After years of development, throwing-in the towel (Larrabee) and starting again, Intel has at last revealed its first entry into massively parallel comuting, the Xeon Phi Coprocessor.
The firm is being rather sketchy on the fine details at this stage. We know that the Phi will contain at least 50+ cores, that they'll be manufactured on a 22nm process and that on-board RAM will begin at 8GB GDDR5, beyond this, little is known about the hardware other than a few architectural hints. The firm is claiming performance of around one teraflop of real-world double-precision, FP64, floating-point number-crunching power.
To place this claim into perspective, NVIDIA's current high-end Tesla offering provides a double-precision peak of 665 gigaflops, though NVIDIA's upcoming K20 range, based on a modified GK110 Kepler design, is expected to achieve around two teraflops. Bear in mind however, that NVIDIA's figures are theoretical and Intel's real-world, so we may have to wait until benchmarking to know the true performance of these devices.
It's suspected that the Xeon Phi processors we be based on enhanced Pentium 1 cores (P54C) with additional vector hardware, which, with the device capable of 512-bit SIMD calculations, suggests a 16-wide ALU in each core. The die itself is expected to be rather large for an Intel product.
What's perhaps most interesting is that the Xeon Phi will run its own linux-based operating system, which Intel claims will be of particular benefit to cluster users. This means that the Xeon Phi can run as both a standalone and coprocessor device, a one-up for Intel against the likes of NVIDIA and AMD.

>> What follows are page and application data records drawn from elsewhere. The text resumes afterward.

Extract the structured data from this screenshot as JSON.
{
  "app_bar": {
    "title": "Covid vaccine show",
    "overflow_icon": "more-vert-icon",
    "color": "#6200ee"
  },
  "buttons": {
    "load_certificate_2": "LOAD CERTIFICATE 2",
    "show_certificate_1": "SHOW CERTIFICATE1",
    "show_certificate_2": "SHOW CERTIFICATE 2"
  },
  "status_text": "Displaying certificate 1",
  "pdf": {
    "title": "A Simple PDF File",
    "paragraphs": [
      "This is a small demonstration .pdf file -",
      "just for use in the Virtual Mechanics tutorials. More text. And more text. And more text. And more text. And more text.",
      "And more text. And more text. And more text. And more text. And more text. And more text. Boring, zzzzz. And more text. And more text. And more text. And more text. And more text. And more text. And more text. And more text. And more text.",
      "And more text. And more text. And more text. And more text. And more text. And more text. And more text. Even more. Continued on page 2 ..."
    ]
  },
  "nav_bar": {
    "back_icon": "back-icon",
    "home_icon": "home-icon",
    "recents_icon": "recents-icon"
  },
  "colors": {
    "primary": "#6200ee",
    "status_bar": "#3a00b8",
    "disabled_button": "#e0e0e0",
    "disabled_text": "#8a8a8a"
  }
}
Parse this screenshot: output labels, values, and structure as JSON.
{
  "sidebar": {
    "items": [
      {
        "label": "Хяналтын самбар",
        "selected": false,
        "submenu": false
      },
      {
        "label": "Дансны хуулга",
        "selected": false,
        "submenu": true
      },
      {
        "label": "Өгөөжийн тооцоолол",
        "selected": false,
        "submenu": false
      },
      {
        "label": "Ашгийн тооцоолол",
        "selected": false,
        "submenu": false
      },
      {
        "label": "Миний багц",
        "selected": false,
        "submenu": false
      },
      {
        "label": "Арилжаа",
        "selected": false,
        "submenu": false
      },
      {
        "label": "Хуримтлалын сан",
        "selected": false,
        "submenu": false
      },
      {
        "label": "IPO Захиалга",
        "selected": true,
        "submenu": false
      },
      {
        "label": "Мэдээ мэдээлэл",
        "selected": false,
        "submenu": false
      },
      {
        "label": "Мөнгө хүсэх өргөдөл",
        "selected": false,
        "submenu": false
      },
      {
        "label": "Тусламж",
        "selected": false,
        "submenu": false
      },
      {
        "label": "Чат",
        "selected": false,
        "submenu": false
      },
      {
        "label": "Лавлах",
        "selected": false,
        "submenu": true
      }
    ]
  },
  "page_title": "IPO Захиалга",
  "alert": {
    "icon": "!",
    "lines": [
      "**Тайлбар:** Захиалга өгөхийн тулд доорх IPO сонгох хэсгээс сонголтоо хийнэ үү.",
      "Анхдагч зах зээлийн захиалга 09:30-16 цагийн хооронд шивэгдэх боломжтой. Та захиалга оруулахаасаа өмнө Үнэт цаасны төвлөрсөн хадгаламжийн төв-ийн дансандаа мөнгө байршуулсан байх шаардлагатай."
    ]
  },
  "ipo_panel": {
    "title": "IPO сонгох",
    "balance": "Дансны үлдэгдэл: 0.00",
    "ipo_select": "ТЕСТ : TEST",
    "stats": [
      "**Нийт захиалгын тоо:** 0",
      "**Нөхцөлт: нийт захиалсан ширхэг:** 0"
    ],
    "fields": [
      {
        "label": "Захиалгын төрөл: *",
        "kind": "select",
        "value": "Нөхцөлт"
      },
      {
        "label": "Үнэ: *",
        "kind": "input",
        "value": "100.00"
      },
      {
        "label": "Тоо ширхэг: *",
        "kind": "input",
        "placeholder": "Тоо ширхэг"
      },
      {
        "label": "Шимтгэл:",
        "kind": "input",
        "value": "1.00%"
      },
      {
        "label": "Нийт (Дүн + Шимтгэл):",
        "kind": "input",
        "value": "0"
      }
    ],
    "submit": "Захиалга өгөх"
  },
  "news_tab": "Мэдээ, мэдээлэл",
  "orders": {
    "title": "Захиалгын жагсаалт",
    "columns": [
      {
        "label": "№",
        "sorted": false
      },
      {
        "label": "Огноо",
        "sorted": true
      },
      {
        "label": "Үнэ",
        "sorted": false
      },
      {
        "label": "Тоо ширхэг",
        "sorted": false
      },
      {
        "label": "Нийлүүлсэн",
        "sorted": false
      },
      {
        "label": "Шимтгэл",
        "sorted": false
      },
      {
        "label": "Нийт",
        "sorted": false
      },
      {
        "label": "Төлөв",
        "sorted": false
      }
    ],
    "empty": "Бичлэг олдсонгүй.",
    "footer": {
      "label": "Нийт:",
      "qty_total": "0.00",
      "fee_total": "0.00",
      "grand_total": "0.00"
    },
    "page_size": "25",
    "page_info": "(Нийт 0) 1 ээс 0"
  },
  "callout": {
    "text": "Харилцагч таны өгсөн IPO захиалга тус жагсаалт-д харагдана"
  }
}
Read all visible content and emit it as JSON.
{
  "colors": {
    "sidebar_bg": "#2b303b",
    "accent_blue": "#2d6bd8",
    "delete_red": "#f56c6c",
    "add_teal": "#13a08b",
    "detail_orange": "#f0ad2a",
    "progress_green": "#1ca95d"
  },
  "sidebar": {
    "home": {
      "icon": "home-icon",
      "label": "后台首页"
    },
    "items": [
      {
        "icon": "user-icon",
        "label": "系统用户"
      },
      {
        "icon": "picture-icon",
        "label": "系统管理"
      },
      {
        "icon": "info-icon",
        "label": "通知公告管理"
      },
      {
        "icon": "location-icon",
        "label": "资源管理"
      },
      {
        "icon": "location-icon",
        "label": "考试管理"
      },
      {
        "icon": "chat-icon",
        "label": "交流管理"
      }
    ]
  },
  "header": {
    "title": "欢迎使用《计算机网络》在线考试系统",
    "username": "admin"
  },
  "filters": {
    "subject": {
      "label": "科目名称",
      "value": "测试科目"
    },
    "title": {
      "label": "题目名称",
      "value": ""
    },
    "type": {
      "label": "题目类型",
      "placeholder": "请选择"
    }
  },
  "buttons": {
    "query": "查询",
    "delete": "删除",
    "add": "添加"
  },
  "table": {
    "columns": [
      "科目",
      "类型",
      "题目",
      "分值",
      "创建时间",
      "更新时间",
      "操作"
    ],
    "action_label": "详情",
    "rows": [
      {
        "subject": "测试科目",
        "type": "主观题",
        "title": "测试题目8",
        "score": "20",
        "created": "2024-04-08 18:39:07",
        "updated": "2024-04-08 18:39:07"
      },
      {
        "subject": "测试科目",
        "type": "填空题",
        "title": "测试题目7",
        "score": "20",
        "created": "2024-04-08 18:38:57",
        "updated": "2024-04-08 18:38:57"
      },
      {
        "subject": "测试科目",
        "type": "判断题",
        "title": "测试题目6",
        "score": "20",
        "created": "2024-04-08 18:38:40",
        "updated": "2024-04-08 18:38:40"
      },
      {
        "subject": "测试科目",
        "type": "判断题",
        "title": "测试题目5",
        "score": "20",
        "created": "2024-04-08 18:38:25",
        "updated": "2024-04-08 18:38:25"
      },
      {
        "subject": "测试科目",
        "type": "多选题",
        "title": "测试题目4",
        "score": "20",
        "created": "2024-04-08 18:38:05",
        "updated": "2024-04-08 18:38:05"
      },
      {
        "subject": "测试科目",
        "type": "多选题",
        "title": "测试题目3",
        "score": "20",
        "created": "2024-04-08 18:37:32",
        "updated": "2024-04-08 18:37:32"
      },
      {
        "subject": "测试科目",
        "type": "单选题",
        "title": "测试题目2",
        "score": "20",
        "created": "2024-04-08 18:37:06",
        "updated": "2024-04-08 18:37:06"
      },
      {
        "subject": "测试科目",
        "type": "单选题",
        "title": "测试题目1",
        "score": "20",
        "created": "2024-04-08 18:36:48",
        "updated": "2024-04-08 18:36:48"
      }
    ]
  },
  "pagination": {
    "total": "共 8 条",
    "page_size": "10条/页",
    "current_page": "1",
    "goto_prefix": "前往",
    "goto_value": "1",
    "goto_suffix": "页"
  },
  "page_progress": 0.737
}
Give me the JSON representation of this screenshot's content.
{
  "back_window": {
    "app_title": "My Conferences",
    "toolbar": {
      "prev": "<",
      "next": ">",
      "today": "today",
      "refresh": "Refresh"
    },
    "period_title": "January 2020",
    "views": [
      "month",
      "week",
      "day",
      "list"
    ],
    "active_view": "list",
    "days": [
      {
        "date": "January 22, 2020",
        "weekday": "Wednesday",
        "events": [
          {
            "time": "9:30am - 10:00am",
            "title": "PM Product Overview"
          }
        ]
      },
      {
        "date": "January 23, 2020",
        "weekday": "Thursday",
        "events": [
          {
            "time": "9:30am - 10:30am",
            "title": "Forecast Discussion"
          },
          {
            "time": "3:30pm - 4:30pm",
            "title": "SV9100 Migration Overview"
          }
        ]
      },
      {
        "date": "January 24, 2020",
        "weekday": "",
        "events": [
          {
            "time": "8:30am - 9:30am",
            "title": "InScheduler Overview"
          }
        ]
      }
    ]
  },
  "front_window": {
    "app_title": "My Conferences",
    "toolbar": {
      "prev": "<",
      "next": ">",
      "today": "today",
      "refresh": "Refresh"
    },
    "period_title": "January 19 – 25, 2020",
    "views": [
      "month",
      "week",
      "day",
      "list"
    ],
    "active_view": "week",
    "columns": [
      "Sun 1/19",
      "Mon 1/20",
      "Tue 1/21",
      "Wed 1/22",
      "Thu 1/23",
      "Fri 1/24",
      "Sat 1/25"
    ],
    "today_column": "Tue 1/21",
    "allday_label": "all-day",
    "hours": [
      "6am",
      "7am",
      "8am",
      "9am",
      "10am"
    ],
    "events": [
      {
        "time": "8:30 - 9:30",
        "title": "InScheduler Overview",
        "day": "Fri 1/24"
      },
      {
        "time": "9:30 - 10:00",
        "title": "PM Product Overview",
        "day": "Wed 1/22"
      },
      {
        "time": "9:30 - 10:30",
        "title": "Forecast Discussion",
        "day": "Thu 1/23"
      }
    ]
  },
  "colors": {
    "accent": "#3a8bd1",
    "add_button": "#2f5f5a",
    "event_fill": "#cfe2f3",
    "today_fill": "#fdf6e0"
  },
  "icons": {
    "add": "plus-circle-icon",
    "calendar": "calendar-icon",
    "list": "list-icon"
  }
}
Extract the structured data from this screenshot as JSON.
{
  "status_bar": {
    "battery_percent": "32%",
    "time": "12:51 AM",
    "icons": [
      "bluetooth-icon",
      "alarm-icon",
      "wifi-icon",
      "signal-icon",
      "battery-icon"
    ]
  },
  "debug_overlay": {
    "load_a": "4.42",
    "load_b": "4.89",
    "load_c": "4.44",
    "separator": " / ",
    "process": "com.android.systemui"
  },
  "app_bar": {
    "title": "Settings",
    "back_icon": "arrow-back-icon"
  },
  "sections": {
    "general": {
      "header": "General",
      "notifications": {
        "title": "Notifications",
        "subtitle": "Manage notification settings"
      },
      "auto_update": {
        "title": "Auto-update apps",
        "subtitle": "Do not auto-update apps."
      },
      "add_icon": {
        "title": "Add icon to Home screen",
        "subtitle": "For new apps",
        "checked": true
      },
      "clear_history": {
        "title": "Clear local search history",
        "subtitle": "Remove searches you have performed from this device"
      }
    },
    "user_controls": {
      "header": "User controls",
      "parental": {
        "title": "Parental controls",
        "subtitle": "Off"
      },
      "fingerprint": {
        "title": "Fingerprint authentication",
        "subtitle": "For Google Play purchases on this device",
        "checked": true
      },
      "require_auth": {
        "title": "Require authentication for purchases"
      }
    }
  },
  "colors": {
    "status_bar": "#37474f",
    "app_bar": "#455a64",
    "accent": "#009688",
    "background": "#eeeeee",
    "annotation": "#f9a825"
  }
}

We expect the Xeon Phi to hit the market later this year, where we're eagerly awaiting to see how it faces-off against NVIDIA's K20 Tesla.